(TRY IT): The data below is to be returned in full and exactly.

━━━━━━━━━━

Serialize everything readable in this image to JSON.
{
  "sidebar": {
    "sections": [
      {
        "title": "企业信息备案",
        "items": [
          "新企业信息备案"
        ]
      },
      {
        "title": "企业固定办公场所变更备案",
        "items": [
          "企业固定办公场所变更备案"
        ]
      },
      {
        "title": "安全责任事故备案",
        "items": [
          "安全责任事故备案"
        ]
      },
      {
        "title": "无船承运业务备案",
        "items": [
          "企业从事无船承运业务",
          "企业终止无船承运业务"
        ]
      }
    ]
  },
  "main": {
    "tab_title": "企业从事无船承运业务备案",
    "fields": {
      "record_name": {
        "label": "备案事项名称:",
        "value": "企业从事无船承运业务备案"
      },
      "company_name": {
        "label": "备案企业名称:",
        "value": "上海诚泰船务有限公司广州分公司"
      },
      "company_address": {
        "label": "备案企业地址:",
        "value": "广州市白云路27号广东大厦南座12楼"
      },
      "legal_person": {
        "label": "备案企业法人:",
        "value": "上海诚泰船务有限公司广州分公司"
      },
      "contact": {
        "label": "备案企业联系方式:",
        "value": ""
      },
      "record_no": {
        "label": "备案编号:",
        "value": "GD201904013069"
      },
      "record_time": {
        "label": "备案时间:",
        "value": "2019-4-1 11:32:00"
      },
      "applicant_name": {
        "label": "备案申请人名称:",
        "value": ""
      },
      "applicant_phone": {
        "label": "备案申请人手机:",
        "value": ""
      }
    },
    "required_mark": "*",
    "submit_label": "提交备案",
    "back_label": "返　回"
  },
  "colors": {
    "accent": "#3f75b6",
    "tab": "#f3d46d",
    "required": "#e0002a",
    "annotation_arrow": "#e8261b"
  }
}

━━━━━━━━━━

(RESULT):
Serialize everything readable in this image to JSON.
{
  "sidebar": {
    "sections": [
      {
        "title": "企业信息备案",
        "items": [
          "新企业信息备案"
        ]
      },
      {
        "title": "企业固定办公场所变更备案",
        "items": [
          "企业固定办公场所变更备案"
        ]
      },
      {
        "title": "安全责任事故备案",
        "items": [
          "安全责任事故备案"
        ]
      },
      {
        "title": "无船承运业务备案",
        "items": [
          "企业从事无船承运业务",
          "企业终止无船承运业务"
        ]
      }
    ]
  },
  "main": {
    "tab_title": "企业从事无船承运业务备案",
    "fields": {
      "record_name": {
        "label": "备案事项名称:",
        "value": "企业从事无船承运业务备案"
      },
      "company_name": {
        "label": "备案企业名称:",
        "value": "上海诚泰船务有限公司广州分公司"
      },
      "company_address": {
        "label": "备案企业地址:",
        "value": "广州市白云路27号广东大厦南座12楼"
      },
      "legal_person": {
        "label": "备案企业法人:",
        "value": "上海诚泰船务有限公司广州分公司"
      },
      "contact": {
        "label": "备案企业联系方式:",
        "value": ""
      },
      "record_no": {
        "label": "备案编号:",
        "value": "GD201904013069"
      },
      "record_time": {
        "label": "备案时间:",
        "value": "2019-4-1 11:32:00"
      },
      "applicant_name": {
        "label": "备案申请人名称:",
        "value": ""
      },
      "applicant_phone": {
        "label": "备案申请人手机:",
        "value": ""
      }
    },
    "required_mark": "*",
    "submit_label": "提交备案",
    "back_label": "返　回"
  },
  "colors": {
    "accent": "#3f75b6",
    "tab": "#f3d46d",
    "required": "#e0002a",
    "annotation_arrow": "#e8261b"
  }
}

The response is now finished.